▸ Input data

_ _ _

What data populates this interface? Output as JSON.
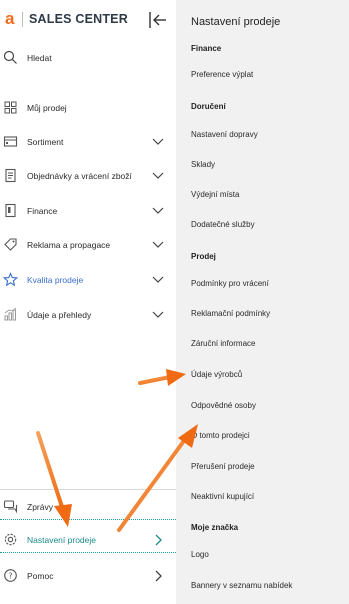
{
  "app": {
    "logo_mark": "a",
    "title": "SALES CENTER"
  },
  "colors": {
    "accent": "#f36b1c",
    "active": "#1b8a8a",
    "link_blue": "#3d6fd0",
    "panel_bg": "#f1f1f1"
  },
  "sidebar": {
    "items": [
      {
        "label": "Hledat",
        "icon": "search-icon"
      },
      {
        "label": "Můj prodej",
        "icon": "grid-icon"
      },
      {
        "label": "Sortiment",
        "icon": "box-icon"
      },
      {
        "label": "Objednávky a vrácení zboží",
        "icon": "document-icon"
      },
      {
        "label": "Finance",
        "icon": "finance-icon"
      },
      {
        "label": "Reklama a propagace",
        "icon": "tag-icon"
      },
      {
        "label": "Kvalita prodeje",
        "icon": "star-icon"
      },
      {
        "label": "Údaje a přehledy",
        "icon": "chart-icon"
      }
    ],
    "bottom": [
      {
        "label": "Zprávy",
        "icon": "chat-icon"
      },
      {
        "label": "Nastavení prodeje",
        "icon": "gear-icon"
      },
      {
        "label": "Pomoc",
        "icon": "help-icon"
      }
    ]
  },
  "panel": {
    "title": "Nastavení prodeje",
    "sections": [
      {
        "heading": "Finance",
        "links": [
          "Preference výplat"
        ]
      },
      {
        "heading": "Doručení",
        "links": [
          "Nastavení dopravy",
          "Sklady",
          "Výdejní místa",
          "Dodatečné služby"
        ]
      },
      {
        "heading": "Prodej",
        "links": [
          "Podmínky pro vrácení",
          "Reklamační podmínky",
          "Záruční informace",
          "Údaje výrobců",
          "Odpovědné osoby",
          "O tomto prodejci",
          "Přerušení prodeje",
          "Neaktivní kupující"
        ]
      },
      {
        "heading": "Moje značka",
        "links": [
          "Logo",
          "Bannery v seznamu nabídek"
        ]
      }
    ]
  }
}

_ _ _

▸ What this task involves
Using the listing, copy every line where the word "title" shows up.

▸ Your solution
    "title": "SALES CENTER"
    "title": "Nastavení prodeje",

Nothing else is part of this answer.